I can’t say I was surprised when I arrived at the trailhead leading to my favorite trout pool the other morning only to find my path impeded by a line of freshly installed and very bright No Trespassing signs. For nearly a decade, I fished in this section of the Mill River watershed at least once a week, on a stream clean and cold enough to maintain a healthy population of native brook trout (and some holdover brown trout from a questionable stocking effort years ago).
But it’s been at least eight years since I actually wet a line in the stream; I stopped fishing there after finding the pools empty of trout, the banks strewn with beer cans and empty worm containers. When my wife and I first discovered it nearly 20 years ago, we thought we’d found a hidden, long-forgotten paradise. Sadly, it didn’t stay hidden. Though we didn’t blab about our finding, others found it. Over time, the game trails we followed from unpaved road to the trout pools became well-worn paths. Eventually, as developers built more and more houses along the road, the town paved it. Then more people discovered our little paradise.
And now it is paradise lost.
Standing in front of the No Trespassing signs, I felt angry, sad and a little guilty. I blamed the folks (I don’t know them) whose land it is not at all for posting it. Based on what I’ve seen happen to the place over 20 years, I’d have posted it years ago. I know that some of the footsteps that wore the paths to hardpan were mine. I was part of the swelling population that began to degrade an environment that I loved because it wasn’t degraded.
When I was a boy, I remember my father saying how intensely he felt the rise in the number of people in the world. In the 40 years since then, the U.S. population alone has grown by 100 million. Now, in my middle years, I understand what my father felt when he saw the world of his youth becoming too crowded for its own good.

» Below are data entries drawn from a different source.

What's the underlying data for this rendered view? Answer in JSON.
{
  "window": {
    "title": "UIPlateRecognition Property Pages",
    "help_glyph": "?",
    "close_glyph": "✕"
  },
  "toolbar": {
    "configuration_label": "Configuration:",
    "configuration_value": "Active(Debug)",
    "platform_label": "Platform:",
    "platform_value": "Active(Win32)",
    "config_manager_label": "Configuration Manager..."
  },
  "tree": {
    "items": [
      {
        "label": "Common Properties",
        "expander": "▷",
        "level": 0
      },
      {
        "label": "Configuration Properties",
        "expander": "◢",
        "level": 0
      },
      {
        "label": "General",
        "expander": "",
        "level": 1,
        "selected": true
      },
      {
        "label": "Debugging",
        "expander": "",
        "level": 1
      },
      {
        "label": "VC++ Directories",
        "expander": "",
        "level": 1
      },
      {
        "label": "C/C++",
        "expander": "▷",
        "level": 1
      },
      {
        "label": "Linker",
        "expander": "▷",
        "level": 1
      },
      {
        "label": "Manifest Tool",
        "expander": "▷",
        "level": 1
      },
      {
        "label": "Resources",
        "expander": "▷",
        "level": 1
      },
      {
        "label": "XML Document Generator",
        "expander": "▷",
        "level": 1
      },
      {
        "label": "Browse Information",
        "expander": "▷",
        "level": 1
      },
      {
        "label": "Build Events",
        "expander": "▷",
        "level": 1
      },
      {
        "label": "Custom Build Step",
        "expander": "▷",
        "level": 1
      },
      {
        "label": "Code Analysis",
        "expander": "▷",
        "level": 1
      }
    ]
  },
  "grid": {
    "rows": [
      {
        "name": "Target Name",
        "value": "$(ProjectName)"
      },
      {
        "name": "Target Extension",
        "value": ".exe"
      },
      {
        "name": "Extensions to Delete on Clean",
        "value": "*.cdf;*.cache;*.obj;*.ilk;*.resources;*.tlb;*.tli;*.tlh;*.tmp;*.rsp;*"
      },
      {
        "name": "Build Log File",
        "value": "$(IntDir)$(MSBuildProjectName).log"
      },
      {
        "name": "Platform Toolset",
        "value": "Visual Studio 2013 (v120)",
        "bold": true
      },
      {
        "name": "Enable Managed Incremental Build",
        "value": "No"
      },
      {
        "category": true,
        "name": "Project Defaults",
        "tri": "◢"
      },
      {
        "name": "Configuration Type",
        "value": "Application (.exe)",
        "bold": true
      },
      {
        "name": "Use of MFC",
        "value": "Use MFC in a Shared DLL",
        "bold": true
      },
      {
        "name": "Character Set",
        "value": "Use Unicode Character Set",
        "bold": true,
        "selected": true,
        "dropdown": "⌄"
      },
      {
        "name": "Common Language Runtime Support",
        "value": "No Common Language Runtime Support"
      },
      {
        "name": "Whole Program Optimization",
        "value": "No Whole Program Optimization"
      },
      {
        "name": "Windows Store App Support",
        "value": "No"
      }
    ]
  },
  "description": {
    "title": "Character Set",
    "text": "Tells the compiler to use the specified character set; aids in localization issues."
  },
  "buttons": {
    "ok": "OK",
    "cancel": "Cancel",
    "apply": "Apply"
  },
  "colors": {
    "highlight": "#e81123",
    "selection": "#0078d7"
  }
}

Whether or not the recent UN confirmation that humans are responsible for global warming triggers any meaningful response comes down to how we describe the problem. Our methods and rates of energy consumption, as important as those issues are, shouldn’t obscure an even more profound issue: there are too many people in the world.•